__Task objective__: Where does the word "Hasil" appear in the entries below? Copy each line that holds it.

__Entries provided__:
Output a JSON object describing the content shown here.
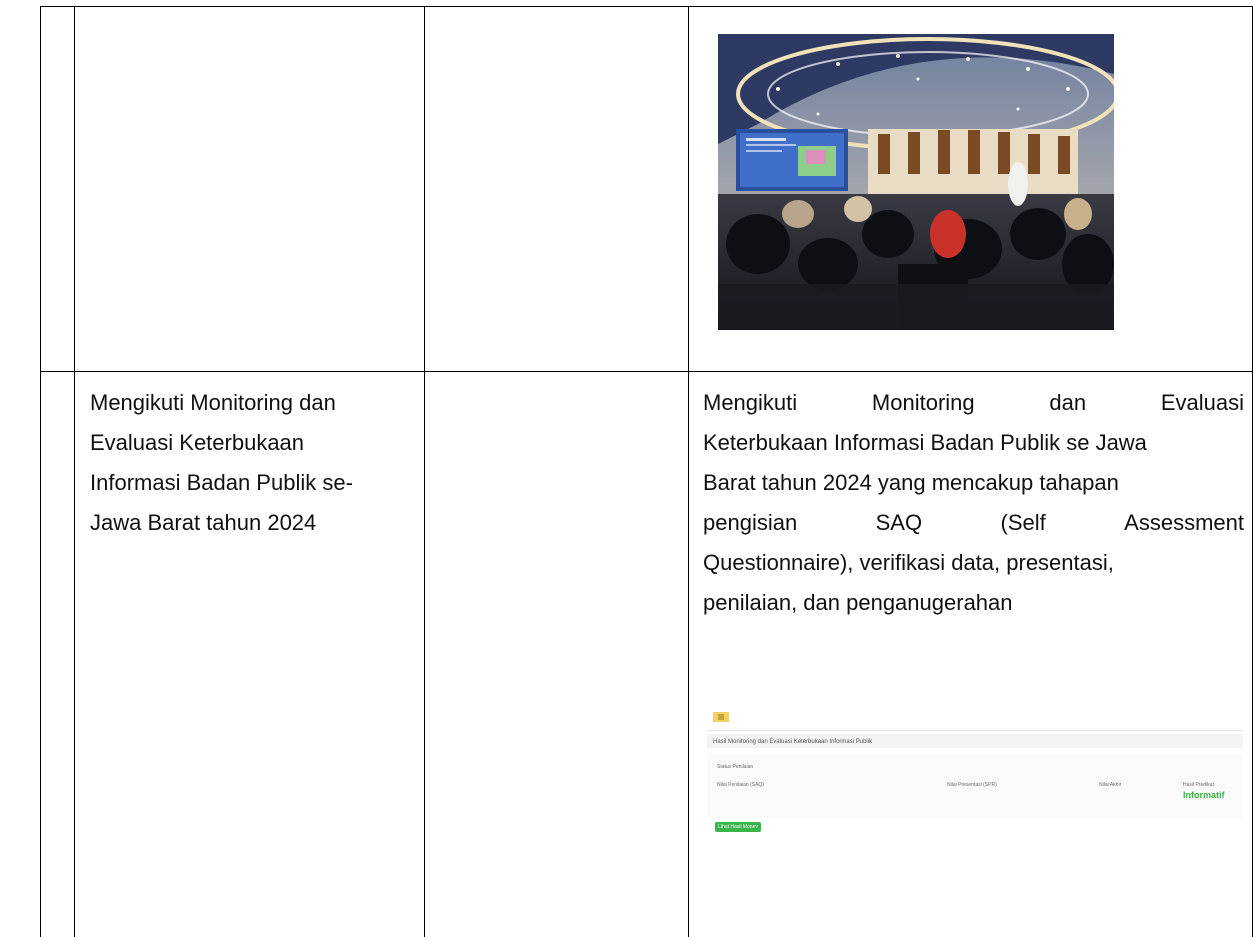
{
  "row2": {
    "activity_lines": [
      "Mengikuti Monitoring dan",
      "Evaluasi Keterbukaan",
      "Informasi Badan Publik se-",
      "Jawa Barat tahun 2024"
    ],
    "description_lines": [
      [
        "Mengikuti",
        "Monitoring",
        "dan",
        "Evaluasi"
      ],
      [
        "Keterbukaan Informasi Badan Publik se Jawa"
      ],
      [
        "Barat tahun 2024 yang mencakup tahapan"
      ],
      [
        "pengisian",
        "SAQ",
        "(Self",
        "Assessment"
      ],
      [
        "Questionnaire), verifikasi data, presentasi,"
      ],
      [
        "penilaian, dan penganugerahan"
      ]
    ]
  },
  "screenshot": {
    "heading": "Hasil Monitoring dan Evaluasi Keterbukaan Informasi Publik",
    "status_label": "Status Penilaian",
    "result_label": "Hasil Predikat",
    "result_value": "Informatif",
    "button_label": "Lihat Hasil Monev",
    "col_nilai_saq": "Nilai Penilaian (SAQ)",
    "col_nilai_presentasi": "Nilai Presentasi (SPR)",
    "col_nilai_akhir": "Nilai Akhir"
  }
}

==

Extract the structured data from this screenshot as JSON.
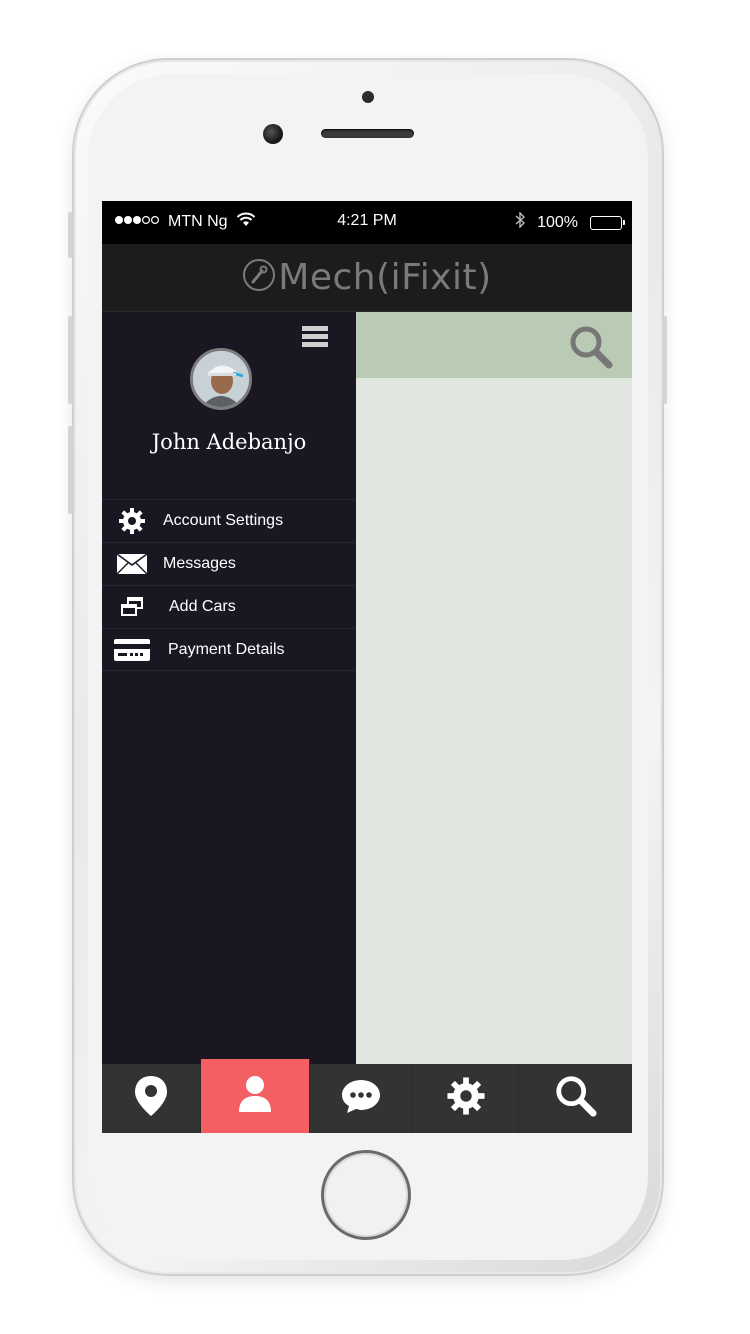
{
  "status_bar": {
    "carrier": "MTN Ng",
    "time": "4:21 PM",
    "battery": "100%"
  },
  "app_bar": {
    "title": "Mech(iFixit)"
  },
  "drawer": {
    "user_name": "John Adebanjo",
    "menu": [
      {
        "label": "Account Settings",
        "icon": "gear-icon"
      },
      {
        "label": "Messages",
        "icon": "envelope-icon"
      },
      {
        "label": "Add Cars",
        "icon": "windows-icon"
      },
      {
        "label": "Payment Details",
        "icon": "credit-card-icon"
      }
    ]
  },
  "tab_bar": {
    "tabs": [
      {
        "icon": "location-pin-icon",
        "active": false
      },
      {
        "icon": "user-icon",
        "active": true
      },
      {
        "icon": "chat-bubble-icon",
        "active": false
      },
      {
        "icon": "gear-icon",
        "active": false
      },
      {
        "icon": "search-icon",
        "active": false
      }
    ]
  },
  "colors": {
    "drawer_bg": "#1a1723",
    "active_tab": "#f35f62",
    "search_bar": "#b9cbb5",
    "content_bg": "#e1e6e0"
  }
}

__Final answer__:
    "heading": "Hasil Monitoring dan Evaluasi Keterbukaan Informasi Publik",
    "result_label": "Hasil Predikat",
    "button_label": "Lihat Hasil Monev",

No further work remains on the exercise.